On Monday evening the Jupiter Players gave the final recital in their summer series entitled The Mannheim Effect in which they showcased the works of composers whose careers at some point intersected with the Mannheim orchestra, an ensemble which was in the late eighteenth century one of the finest in Europe. The program on this occasion featured works by Franz Anton Dimmler, Mozart and Dvořák.
The program opened with Dimmler's Clarinet Quartet in B Major. There's almost no information available online regarding Dimmler (most unusually not even a Wikipedia entry) let alone this particular work. All I could find regarding the composer was a brief note in the Oxford Index stating that he became a full time horn player with the Mannheim Orichestra in 1771. I was a little surprised then when this three-movement quartet turned out to be such an excellent piece of music. While hardly profound, it was nevertheless a highly enjoyable fanciful work, reminiscent in style of Mozart's divertimenti, that was perfect entertainment for a summer evening.

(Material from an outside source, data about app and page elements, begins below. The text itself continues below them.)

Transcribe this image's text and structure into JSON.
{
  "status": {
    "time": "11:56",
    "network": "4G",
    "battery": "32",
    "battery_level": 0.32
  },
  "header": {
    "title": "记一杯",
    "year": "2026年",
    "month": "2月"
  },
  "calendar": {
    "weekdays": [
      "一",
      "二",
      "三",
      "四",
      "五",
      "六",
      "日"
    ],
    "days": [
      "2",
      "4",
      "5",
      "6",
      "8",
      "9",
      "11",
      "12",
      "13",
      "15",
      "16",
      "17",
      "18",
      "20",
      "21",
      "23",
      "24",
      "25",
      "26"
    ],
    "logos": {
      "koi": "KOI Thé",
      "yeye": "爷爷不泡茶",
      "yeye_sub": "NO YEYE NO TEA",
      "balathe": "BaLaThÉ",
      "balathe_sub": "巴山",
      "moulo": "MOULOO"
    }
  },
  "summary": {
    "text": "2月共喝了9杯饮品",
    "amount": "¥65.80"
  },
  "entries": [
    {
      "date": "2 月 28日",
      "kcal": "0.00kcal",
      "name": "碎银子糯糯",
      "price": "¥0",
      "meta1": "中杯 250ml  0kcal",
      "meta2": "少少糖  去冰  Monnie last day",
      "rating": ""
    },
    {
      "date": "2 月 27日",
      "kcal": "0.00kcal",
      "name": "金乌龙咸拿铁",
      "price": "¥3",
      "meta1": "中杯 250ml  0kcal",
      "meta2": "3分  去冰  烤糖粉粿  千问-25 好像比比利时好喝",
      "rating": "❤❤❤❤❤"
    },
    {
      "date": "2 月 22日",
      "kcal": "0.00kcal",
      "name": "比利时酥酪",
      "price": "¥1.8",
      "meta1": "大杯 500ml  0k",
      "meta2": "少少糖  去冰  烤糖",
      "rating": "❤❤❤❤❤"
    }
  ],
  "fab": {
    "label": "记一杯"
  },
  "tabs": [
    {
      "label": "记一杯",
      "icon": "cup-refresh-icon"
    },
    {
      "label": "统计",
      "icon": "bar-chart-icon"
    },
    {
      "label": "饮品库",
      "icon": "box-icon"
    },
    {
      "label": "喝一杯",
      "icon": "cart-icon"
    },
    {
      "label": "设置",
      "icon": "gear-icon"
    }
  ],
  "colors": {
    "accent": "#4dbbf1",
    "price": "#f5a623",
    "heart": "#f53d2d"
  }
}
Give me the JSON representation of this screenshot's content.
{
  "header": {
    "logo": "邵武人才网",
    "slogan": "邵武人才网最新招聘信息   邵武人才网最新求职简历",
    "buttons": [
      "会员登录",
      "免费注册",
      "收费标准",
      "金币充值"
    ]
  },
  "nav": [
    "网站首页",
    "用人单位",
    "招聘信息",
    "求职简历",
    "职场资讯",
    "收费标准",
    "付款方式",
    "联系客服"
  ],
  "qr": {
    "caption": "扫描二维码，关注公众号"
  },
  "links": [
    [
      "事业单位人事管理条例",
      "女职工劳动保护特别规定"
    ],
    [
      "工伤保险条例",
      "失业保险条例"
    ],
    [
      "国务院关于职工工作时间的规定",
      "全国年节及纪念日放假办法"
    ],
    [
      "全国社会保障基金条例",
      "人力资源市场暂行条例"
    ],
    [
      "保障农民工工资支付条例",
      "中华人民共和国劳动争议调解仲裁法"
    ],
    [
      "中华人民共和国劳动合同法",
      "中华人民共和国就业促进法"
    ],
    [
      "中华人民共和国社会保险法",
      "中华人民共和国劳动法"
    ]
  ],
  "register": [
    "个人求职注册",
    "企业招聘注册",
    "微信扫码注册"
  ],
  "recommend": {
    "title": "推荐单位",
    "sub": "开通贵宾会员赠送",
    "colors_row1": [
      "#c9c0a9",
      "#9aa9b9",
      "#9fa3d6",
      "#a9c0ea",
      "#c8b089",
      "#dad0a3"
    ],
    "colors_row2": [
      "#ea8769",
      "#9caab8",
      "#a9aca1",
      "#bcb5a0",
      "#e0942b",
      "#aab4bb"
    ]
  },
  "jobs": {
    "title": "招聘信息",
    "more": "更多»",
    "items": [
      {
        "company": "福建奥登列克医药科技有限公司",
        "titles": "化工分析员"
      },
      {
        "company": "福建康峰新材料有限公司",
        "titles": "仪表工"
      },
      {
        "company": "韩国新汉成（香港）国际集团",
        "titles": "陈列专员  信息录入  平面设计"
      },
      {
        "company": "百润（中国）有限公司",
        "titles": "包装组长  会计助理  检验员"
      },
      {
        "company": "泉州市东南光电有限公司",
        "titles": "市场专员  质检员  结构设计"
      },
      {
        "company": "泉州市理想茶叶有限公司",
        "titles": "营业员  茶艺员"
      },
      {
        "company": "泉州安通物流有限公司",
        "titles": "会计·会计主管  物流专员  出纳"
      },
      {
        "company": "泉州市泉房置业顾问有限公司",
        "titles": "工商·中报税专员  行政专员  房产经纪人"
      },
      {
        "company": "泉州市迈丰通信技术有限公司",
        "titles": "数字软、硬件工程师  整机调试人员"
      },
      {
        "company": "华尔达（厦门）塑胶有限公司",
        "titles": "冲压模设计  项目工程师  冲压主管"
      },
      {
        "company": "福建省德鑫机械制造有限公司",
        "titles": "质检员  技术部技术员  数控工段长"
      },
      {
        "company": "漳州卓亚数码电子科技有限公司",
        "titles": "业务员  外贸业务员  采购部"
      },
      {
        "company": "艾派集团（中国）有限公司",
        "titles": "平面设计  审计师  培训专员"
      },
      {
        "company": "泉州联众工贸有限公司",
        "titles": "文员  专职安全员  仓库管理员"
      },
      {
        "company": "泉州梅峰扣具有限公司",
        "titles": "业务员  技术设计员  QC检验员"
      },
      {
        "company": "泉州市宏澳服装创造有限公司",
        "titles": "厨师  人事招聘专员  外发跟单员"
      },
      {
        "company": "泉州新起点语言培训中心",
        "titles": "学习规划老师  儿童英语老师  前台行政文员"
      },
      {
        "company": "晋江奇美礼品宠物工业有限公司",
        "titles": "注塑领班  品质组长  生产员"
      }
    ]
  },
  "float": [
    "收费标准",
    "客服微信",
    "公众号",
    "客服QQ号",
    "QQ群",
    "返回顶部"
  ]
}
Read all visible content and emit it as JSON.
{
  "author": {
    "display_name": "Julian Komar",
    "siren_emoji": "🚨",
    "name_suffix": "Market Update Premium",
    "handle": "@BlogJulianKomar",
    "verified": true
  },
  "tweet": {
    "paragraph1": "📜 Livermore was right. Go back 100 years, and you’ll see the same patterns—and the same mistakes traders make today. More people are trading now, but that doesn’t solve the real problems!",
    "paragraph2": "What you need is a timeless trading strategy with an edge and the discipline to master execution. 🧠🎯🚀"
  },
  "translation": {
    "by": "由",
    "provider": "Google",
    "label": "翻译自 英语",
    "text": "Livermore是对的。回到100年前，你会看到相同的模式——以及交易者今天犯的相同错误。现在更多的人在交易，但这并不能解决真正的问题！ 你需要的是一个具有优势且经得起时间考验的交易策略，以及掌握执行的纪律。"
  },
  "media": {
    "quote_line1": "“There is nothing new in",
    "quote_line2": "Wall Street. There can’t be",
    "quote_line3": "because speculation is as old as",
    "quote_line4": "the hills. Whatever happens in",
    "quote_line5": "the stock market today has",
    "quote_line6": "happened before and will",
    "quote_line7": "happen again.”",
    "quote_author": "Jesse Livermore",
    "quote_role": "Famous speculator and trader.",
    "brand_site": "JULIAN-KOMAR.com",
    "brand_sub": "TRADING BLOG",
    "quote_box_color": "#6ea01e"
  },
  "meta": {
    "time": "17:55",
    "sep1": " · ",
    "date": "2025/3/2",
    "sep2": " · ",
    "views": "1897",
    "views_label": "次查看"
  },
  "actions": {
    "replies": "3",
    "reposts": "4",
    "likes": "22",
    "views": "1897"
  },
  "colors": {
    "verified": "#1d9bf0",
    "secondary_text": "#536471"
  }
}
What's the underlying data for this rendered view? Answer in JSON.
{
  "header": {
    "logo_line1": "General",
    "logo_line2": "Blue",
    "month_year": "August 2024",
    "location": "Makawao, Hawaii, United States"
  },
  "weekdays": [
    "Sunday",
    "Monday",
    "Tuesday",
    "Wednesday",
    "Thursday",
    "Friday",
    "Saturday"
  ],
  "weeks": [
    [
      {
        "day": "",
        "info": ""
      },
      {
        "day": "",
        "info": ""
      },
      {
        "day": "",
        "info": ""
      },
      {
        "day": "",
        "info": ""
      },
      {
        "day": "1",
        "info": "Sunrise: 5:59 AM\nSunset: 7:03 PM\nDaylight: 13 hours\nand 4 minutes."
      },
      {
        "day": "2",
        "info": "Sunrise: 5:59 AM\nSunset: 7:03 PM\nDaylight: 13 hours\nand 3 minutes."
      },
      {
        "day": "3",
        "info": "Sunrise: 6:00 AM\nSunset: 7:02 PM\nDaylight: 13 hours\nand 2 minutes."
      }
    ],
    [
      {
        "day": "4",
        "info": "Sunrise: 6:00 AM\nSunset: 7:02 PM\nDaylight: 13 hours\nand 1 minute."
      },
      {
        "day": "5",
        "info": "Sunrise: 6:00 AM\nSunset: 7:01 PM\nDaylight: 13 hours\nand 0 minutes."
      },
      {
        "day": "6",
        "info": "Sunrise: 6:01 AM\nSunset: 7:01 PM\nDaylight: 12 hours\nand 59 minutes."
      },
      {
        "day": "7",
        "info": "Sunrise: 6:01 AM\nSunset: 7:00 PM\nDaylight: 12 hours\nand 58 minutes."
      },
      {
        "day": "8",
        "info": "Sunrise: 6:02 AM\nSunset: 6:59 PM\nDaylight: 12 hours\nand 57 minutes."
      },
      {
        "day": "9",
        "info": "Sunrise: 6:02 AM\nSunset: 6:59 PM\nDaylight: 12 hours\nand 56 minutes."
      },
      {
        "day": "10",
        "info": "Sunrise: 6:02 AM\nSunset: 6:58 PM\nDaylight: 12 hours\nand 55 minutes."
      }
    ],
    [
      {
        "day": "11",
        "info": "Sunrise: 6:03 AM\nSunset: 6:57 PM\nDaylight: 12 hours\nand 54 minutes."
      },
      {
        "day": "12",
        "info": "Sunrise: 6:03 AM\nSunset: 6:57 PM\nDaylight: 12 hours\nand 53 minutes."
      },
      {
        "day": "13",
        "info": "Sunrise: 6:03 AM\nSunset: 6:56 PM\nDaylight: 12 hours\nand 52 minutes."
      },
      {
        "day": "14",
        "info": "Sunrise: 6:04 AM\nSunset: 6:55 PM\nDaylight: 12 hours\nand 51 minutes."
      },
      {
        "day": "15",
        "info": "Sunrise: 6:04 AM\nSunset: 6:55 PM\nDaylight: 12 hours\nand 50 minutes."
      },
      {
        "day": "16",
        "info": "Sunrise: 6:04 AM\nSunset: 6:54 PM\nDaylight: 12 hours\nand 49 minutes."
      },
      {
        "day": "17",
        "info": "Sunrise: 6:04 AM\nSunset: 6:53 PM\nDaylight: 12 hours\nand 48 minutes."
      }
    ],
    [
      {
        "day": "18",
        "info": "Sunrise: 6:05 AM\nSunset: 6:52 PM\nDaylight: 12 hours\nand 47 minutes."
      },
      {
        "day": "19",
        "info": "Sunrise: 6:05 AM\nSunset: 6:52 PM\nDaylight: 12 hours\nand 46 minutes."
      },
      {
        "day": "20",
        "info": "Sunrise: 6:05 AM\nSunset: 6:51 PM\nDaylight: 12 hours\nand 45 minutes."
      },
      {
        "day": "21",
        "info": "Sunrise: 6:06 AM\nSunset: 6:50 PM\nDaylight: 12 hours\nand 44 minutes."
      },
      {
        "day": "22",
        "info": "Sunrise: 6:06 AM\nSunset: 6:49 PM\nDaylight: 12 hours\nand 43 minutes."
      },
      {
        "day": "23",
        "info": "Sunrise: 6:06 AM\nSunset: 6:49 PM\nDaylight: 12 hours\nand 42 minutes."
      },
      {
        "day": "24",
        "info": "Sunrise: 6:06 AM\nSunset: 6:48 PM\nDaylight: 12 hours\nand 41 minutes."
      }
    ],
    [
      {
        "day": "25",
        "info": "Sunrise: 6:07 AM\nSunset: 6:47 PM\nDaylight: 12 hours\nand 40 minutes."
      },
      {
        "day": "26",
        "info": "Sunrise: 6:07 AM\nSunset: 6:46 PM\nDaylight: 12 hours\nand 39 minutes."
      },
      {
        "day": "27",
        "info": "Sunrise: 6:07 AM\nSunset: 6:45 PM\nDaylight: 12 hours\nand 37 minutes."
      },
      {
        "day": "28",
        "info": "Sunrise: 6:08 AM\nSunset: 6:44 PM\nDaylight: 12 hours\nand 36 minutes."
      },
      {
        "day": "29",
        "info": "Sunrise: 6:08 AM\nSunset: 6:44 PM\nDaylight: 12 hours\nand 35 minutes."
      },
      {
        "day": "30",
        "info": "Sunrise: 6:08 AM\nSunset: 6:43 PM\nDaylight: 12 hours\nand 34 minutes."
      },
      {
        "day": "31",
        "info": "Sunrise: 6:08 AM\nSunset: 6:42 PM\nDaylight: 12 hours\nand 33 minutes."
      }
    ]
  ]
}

The next work was Mozart's String Quintet No. 2 in C minor K. 406/516b (1787). I've often considered the composer's "viola quintets" to be among his greatest chamber works. Although this is an arrangement of an earlier piece and not an original composition, it is still powerful and filled with genius. In it Mozart recycled a more youthful piece, the Serenade No. 12, K. 388, written when he had only just arrived in Vienna from Salzburg and was anxious to make a good impression on his new audience. The use of the C minor key, though, gave the serenade a darker and more somber character than was usually encountered in this traditionally lighthearted genre and the composer may have felt its content would be better expressed with strings rather than with winds. Another consideration was Mozart's need to raise cash. By 1787, his fortunes in Vienna were already on the wane and he was facing financial difficulties. This piece, which he offered to the public by subscription along with two other recently completed quintets, the K. 515 and the K. 516, was an attempt to meet his obligations to his friend and fellow Freemason Michael von Puchberg who had previously lent money to the composer to help keep him afloat. In the event, the idea proved a failure, even though Mozart extended the subscription period, and he realized no profit from his endeavor. It was only in 1792, a year after his death, that the quintet was finally published. Listening to it, one wonders what more the Viennese could have asked for. This is a brilliant work, especially the third movement menuetto, a three part canon which in the trio section morphs into a "double mirror canon" in which the voices of the two violins are answered in reverse by the first viola and the cello. Even for Mozart, it's a stunning display of virtuosity.
After intermission, the program concluded with Dvořák's String Quartet No. 13 in G Major Op. 106 (1895). The composer's presence on this program was something of a mystery since he really had no connection with Mannheim other than that he possessed, along with every other classical music lover, a high regard for Mozart. Not that it mattered. This quartet, along with the No. 12, "the American," is one of Dvořák's finest chamber works. The listener can hear in the opening movement the composer's joy at once again being in Europe after his sojourn in New York City. The work is exceptionally well crafted and an excellent example of Dvořák's mature style as he here masterfully combines the four instruments to create a sound that is, especially in the second movement adagio, almost symphonic in its breadth of expression.